The problem »
Omit the images and output every line of the data below exactly.

Data provided »
——
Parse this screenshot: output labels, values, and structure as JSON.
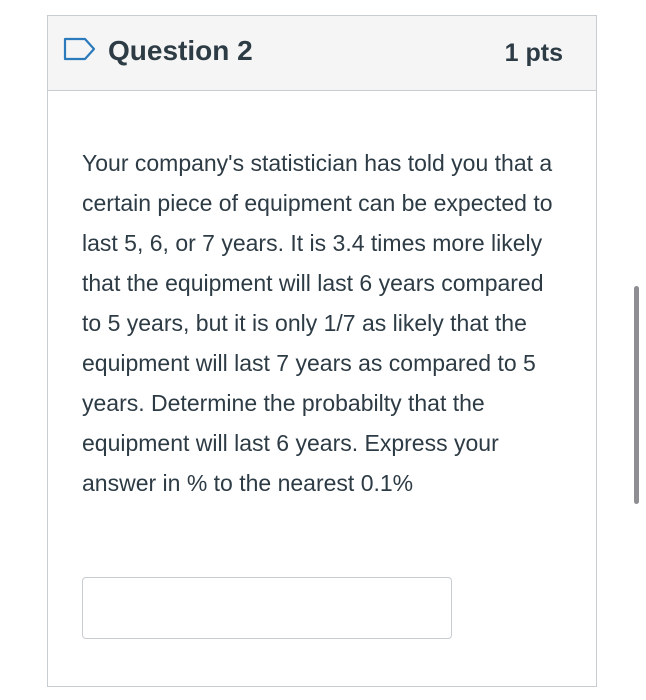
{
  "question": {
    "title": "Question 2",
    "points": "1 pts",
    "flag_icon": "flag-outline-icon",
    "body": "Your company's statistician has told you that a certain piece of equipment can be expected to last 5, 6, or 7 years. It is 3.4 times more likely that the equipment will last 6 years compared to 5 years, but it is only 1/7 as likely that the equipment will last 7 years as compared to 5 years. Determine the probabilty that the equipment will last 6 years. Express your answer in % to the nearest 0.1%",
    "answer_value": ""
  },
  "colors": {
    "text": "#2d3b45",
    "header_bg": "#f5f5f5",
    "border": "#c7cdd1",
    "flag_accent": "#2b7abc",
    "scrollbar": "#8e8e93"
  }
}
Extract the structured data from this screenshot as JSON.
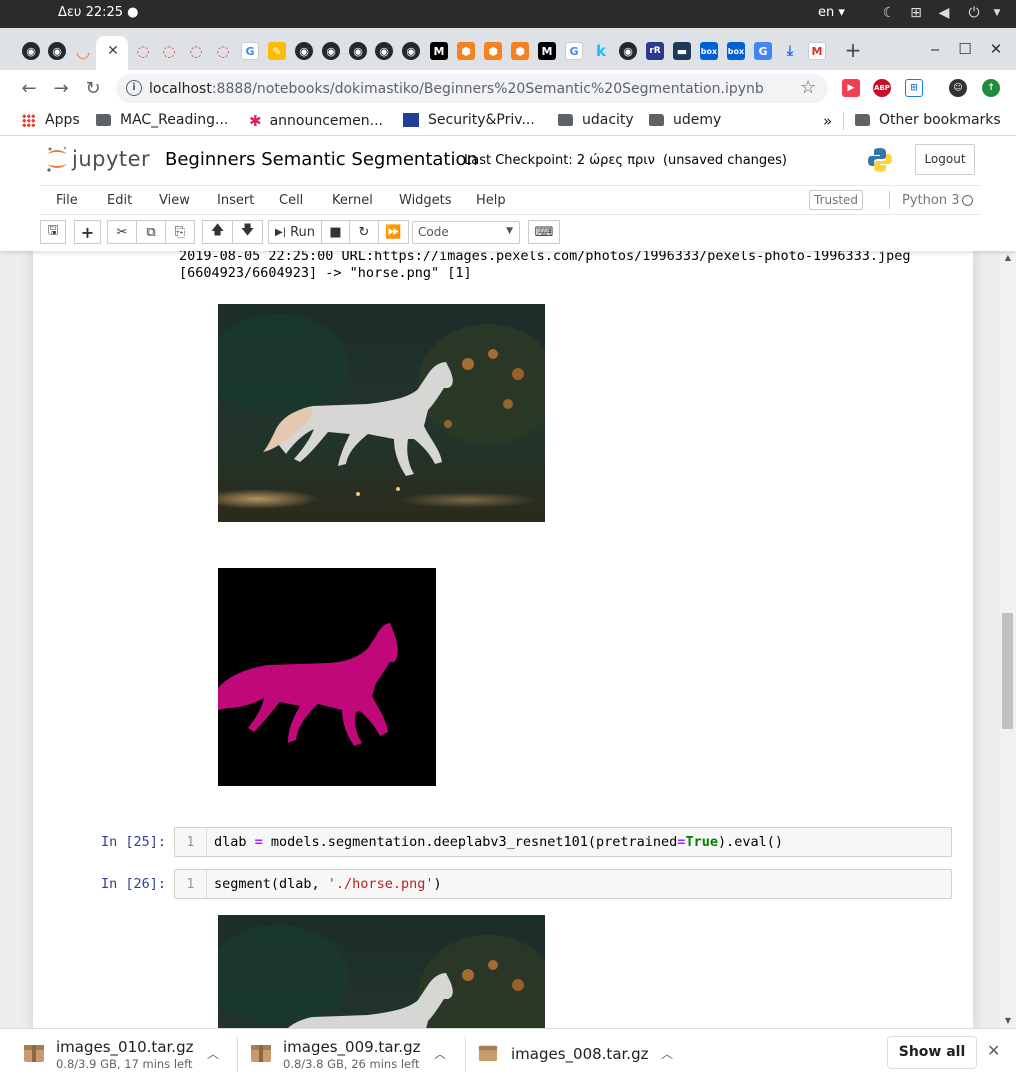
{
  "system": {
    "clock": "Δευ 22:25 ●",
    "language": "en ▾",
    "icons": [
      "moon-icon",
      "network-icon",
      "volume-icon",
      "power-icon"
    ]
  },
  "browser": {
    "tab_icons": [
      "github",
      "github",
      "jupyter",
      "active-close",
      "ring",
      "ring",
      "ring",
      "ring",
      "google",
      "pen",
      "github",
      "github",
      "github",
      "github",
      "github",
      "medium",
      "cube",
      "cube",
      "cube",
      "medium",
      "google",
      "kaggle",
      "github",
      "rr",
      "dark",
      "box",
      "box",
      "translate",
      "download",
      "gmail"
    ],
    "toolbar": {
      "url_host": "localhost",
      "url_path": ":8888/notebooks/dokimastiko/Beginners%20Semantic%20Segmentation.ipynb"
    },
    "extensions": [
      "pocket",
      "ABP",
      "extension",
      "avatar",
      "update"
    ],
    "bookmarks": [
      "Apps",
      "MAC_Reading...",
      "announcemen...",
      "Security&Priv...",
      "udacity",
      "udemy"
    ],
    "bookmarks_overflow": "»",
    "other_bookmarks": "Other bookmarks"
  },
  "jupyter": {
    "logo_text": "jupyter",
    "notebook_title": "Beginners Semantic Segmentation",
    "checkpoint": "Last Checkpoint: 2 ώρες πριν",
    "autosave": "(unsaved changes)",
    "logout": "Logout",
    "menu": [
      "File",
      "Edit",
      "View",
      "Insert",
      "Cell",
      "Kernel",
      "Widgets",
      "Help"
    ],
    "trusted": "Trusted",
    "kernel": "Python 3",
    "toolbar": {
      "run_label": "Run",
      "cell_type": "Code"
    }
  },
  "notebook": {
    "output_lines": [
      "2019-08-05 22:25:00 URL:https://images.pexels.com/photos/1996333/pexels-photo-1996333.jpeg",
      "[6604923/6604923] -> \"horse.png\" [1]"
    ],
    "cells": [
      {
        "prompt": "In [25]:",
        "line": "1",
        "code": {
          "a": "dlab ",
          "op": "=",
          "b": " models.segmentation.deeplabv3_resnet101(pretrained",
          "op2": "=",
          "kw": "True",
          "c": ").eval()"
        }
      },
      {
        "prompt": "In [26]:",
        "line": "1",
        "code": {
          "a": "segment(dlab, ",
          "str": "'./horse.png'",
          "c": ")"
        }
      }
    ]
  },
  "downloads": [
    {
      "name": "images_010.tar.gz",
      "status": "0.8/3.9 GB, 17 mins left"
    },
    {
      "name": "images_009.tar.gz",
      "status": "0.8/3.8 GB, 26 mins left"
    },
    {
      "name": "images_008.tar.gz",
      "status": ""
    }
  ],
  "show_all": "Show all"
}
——
Reply to the task »
Parse this screenshot: output labels, values, and structure as JSON.
{
  "question": {
    "title": "Question 2",
    "points": "1 pts",
    "flag_icon": "flag-outline-icon",
    "body": "Your company's statistician has told you that a certain piece of equipment can be expected to last 5, 6, or 7 years. It is 3.4 times more likely that the equipment will last 6 years compared to 5 years, but it is only 1/7 as likely that the equipment will last 7 years as compared to 5 years. Determine the probabilty that the equipment will last 6 years. Express your answer in % to the nearest 0.1%",
    "answer_value": ""
  },
  "colors": {
    "text": "#2d3b45",
    "header_bg": "#f5f5f5",
    "border": "#c7cdd1",
    "flag_accent": "#2b7abc",
    "scrollbar": "#8e8e93"
  }
}
Extract the structured data from this screenshot as JSON.
{
  "system": {
    "clock": "Δευ 22:25 ●",
    "language": "en ▾",
    "icons": [
      "moon-icon",
      "network-icon",
      "volume-icon",
      "power-icon"
    ]
  },
  "browser": {
    "tab_icons": [
      "github",
      "github",
      "jupyter",
      "active-close",
      "ring",
      "ring",
      "ring",
      "ring",
      "google",
      "pen",
      "github",
      "github",
      "github",
      "github",
      "github",
      "medium",
      "cube",
      "cube",
      "cube",
      "medium",
      "google",
      "kaggle",
      "github",
      "rr",
      "dark",
      "box",
      "box",
      "translate",
      "download",
      "gmail"
    ],
    "toolbar": {
      "url_host": "localhost",
      "url_path": ":8888/notebooks/dokimastiko/Beginners%20Semantic%20Segmentation.ipynb"
    },
    "extensions": [
      "pocket",
      "ABP",
      "extension",
      "avatar",
      "update"
    ],
    "bookmarks": [
      "Apps",
      "MAC_Reading...",
      "announcemen...",
      "Security&Priv...",
      "udacity",
      "udemy"
    ],
    "bookmarks_overflow": "»",
    "other_bookmarks": "Other bookmarks"
  },
  "jupyter": {
    "logo_text": "jupyter",
    "notebook_title": "Beginners Semantic Segmentation",
    "checkpoint": "Last Checkpoint: 2 ώρες πριν",
    "autosave": "(unsaved changes)",
    "logout": "Logout",
    "menu": [
      "File",
      "Edit",
      "View",
      "Insert",
      "Cell",
      "Kernel",
      "Widgets",
      "Help"
    ],
    "trusted": "Trusted",
    "kernel": "Python 3",
    "toolbar": {
      "run_label": "Run",
      "cell_type": "Code"
    }
  },
  "notebook": {
    "output_lines": [
      "2019-08-05 22:25:00 URL:https://images.pexels.com/photos/1996333/pexels-photo-1996333.jpeg",
      "[6604923/6604923] -> \"horse.png\" [1]"
    ],
    "cells": [
      {
        "prompt": "In [25]:",
        "line": "1",
        "code": {
          "a": "dlab ",
          "op": "=",
          "b": " models.segmentation.deeplabv3_resnet101(pretrained",
          "op2": "=",
          "kw": "True",
          "c": ").eval()"
        }
      },
      {
        "prompt": "In [26]:",
        "line": "1",
        "code": {
          "a": "segment(dlab, ",
          "str": "'./horse.png'",
          "c": ")"
        }
      }
    ]
  },
  "downloads": [
    {
      "name": "images_010.tar.gz",
      "status": "0.8/3.9 GB, 17 mins left"
    },
    {
      "name": "images_009.tar.gz",
      "status": "0.8/3.8 GB, 26 mins left"
    },
    {
      "name": "images_008.tar.gz",
      "status": ""
    }
  ],
  "show_all": "Show all"
}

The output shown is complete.